New Mexico’s methane emissions have been a priority issue for our Network since our inception in 2018. The state’s more than 1 million tons per year of methane emissions, the most potent of all greenhouse gas emissions, is detrimental to our climate. Not only do these emissions cause environmental health impacts on our ever-changing climate, ranging from increased drought to more wildfires, but the resulting ozone from oil and gas emissions also significantly impacts human health.
According to a study published in Environmental Health Perspectives, scientists at the University of York’s Stockholm Environment Institute (SEI) estimate that long-term exposure to ozone is responsible for about 1 million premature respiratory-related deaths each year. Five of New Mexico’s counties, which are home to 97 percent of the state’s gas and oil wells, are at risk of violating federal ozone standards. The spread of COVID-19, especially in underserved populations in rural New Mexico, including the Navajo Nation, has brought even more attention to the impacts of elevated air pollution on public health.
The draft rules include loopholes related to stripper wells and a proposed 15-ton pollution threshold that would exempt the majority of wells in New Mexico from the rules, thereby eliminating the potential for improving the health of populations living near these wells. If we are really going to address the public health issues associated with these emissions, we cannot have these exemptions. We also encourage the NMED to include pneumatic devices in the requirements for leak detection and repair and to require monthly inspections for high-producing well sites.
NMEPHN also believes that the proposed rules on methane waste from the Oil Conservation Division could be improved. The 98 percent capture requirement is appropriate, however rather than statewide, we encourage the state to set this 98 percent capture requirement at a more local (such as county by county) level in order to better protect local communities from pollution hotspots and to ensure that capture requirements are also applied to routine operations such as maintenance and blowdowns. Transparency and veracity of information will be critical moving forward on these rules. We encourage the Division to require independent third-party verification of venting and flaring data and to adopt an annual reporting requirement to ensure that the public can access meaningful data on the impacts of these regulations. Finally, the rules must also ensure that the Division has the power to take stringent actions against those companies not meeting the capture requirements.
Thank you once again for your Departments’ commitment to this important environmental public health work.
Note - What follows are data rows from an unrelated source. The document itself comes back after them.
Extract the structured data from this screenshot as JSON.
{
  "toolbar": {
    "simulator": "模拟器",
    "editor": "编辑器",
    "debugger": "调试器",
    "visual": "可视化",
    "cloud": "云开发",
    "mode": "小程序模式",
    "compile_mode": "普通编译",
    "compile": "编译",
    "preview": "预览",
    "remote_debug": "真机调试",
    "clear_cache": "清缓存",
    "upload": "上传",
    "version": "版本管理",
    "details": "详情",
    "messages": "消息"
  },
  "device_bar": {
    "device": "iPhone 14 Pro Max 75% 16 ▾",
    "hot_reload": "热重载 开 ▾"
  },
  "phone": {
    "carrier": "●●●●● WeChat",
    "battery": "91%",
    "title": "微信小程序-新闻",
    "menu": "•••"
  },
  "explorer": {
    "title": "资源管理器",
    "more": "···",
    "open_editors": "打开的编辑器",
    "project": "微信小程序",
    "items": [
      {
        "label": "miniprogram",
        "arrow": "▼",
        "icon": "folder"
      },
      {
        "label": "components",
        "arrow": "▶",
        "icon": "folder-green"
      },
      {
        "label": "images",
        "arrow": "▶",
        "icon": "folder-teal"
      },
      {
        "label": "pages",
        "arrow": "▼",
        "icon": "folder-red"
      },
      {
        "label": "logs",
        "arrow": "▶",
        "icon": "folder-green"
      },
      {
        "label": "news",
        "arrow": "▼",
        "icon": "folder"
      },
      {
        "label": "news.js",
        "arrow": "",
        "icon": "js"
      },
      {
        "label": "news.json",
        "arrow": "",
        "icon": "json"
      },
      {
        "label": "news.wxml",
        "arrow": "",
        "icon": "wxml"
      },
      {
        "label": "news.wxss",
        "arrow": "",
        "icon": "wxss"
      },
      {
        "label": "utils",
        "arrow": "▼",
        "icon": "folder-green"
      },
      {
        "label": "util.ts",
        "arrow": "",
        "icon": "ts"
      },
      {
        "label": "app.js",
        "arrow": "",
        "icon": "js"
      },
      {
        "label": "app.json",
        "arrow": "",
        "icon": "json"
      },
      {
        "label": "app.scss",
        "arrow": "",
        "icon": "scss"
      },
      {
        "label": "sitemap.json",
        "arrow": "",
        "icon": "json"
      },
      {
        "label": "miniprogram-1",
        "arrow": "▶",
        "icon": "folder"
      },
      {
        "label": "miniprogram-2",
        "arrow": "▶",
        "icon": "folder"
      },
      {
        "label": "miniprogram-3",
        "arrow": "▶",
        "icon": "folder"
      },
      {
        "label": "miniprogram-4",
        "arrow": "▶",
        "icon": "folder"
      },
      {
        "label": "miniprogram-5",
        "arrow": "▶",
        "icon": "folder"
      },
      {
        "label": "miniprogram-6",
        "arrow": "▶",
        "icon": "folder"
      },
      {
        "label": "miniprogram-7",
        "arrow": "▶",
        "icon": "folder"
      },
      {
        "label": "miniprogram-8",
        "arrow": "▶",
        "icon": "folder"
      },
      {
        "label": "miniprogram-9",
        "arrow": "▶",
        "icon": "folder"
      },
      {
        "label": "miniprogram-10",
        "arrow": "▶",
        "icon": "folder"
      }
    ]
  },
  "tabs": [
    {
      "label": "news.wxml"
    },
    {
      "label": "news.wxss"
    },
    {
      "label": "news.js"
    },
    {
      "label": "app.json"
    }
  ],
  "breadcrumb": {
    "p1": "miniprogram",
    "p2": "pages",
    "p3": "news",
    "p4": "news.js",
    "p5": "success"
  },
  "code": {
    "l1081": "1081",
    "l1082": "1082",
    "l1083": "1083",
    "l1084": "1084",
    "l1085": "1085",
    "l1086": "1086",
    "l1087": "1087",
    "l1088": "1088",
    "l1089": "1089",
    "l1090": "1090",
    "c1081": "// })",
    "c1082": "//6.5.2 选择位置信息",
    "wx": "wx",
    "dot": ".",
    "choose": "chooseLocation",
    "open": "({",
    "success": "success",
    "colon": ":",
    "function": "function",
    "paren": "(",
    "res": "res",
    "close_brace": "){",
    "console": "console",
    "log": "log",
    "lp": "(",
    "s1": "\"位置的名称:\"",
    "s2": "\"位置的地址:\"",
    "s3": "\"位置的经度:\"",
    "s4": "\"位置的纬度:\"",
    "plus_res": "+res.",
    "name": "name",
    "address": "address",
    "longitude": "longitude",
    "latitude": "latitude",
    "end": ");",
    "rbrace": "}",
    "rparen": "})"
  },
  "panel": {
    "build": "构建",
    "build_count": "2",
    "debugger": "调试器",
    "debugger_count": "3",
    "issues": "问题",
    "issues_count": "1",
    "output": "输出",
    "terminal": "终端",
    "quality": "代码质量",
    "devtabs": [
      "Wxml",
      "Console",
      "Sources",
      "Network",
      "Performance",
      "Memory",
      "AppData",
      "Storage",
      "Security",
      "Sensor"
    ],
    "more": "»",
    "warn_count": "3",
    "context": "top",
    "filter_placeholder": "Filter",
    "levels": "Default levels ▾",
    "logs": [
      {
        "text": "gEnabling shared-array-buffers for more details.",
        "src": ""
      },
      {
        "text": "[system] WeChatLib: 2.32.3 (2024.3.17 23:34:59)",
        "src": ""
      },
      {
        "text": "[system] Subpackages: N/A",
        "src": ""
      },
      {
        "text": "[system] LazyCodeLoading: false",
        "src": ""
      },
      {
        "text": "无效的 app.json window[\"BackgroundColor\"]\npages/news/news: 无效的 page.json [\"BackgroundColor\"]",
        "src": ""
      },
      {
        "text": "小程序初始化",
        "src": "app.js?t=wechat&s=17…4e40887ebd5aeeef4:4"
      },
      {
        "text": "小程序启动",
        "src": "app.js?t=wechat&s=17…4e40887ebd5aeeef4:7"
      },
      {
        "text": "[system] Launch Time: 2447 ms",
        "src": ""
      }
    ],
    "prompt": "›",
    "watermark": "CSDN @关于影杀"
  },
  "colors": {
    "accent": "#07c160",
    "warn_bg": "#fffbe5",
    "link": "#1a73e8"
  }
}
We look forward to seeing a new draft of regulations that take our concerns into account.
New Mexico Environmental Public Health Network
NM Voices for Children
Moms Clean Air Force, New Mexico Chapter
Health Action New Mexico
American Lung Association
University of New Mexico Population Health Undergraduate Network